**INSTRUCTIONS TO FOLLOW**
Give the number of lines that contain "icon" in the listing, and write nothing else.

----

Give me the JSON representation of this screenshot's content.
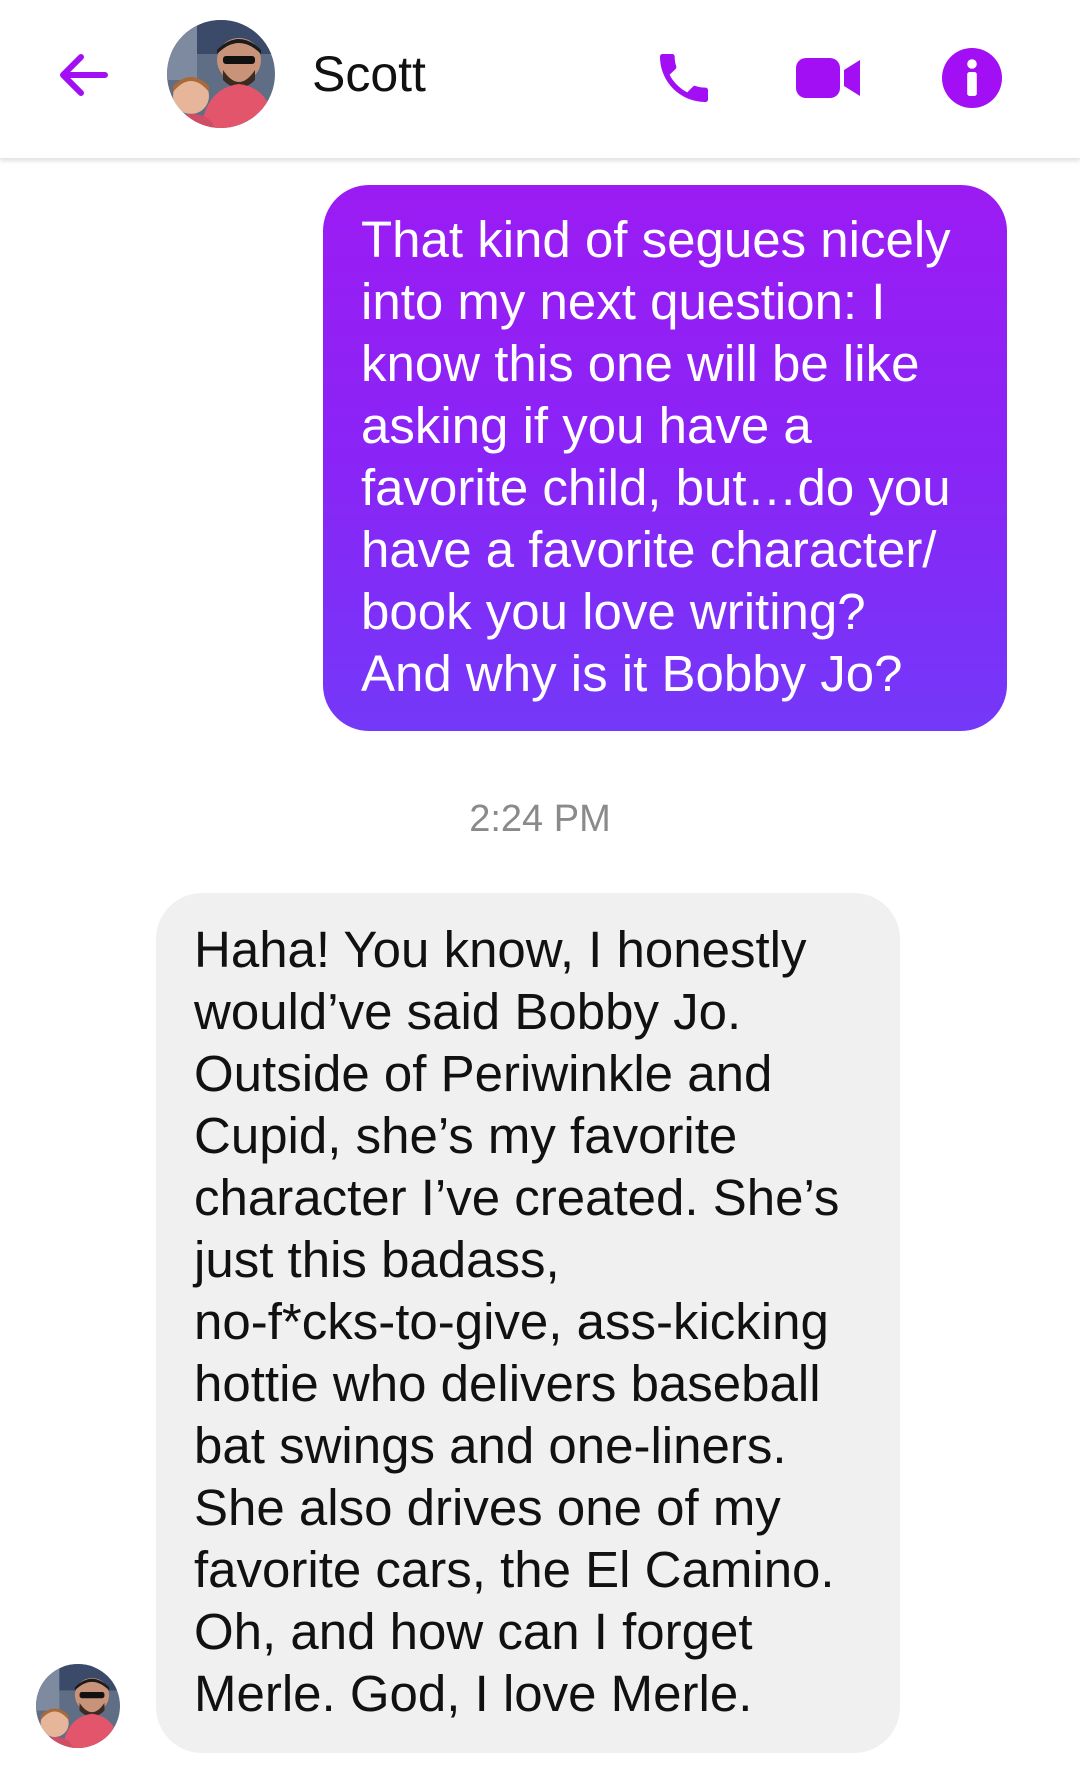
{
  "header": {
    "contact_name": "Scott",
    "back_icon": "arrow-left-icon",
    "call_icon": "phone-icon",
    "video_icon": "video-camera-icon",
    "info_icon": "info-icon"
  },
  "colors": {
    "accent": "#a20ff4",
    "sent_bubble_top": "#9b1cf3",
    "sent_bubble_bottom": "#7438f8",
    "received_bubble": "#f0f0f0"
  },
  "messages": [
    {
      "direction": "sent",
      "text": "That kind of segues nicely\ninto my next question: I\nknow this one will be like\nasking if you have a\nfavorite child, but…do you\nhave a favorite character/\nbook you love writing?\nAnd why is it Bobby Jo?"
    },
    {
      "direction": "received",
      "text": "Haha! You know, I honestly\nwould’ve said Bobby Jo.\nOutside of Periwinkle and\nCupid, she’s my favorite\ncharacter I’ve created. She’s\njust this badass,\nno-f*cks-to-give, ass-kicking\nhottie who delivers baseball\nbat swings and one-liners.\nShe also drives one of my\nfavorite cars, the El Camino.\nOh, and how can I forget\nMerle. God, I love Merle."
    }
  ],
  "timestamp": "2:24 PM"
}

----

**ANSWER FOR THIS EXERCISE**
4